### Study material
=== Begin Enclosure ===

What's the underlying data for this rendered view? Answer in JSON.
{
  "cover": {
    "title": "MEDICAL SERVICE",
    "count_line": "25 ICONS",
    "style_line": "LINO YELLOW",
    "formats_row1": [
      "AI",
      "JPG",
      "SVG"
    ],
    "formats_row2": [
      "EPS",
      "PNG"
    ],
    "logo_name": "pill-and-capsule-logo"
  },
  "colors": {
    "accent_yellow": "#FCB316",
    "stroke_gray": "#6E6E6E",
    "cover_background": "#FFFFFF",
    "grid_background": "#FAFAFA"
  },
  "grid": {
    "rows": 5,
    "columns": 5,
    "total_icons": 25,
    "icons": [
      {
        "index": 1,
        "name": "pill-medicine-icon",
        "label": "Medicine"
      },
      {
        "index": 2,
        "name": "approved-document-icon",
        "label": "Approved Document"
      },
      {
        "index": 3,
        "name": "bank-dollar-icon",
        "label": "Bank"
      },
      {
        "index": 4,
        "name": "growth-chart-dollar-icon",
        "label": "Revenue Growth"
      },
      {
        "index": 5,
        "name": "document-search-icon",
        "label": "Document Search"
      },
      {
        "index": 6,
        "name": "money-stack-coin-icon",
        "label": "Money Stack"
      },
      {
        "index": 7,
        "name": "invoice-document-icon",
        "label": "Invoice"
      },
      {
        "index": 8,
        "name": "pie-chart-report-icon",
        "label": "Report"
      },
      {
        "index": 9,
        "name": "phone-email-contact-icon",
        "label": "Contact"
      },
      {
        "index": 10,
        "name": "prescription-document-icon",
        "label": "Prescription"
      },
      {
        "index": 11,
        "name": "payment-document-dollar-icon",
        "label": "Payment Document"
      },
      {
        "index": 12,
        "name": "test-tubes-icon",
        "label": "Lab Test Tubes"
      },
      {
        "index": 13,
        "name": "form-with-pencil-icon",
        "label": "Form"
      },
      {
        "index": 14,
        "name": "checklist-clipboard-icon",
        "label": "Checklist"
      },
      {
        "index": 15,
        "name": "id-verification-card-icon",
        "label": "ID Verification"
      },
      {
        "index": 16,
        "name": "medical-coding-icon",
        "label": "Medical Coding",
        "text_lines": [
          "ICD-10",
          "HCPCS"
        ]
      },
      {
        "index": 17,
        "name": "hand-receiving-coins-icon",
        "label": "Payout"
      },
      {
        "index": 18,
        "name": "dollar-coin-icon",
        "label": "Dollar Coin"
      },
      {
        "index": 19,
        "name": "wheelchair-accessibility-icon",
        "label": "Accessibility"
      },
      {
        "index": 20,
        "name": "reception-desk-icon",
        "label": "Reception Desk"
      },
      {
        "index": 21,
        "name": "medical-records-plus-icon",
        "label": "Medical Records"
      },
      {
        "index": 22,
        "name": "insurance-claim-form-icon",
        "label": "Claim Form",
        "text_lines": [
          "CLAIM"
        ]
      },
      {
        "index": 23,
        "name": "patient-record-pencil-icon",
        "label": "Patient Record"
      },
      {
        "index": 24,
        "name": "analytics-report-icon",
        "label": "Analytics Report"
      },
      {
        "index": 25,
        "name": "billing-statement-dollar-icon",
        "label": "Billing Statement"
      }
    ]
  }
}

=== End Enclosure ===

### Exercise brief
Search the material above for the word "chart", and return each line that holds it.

### Task result
        "name": "growth-chart-dollar-icon",
        "name": "pie-chart-report-icon",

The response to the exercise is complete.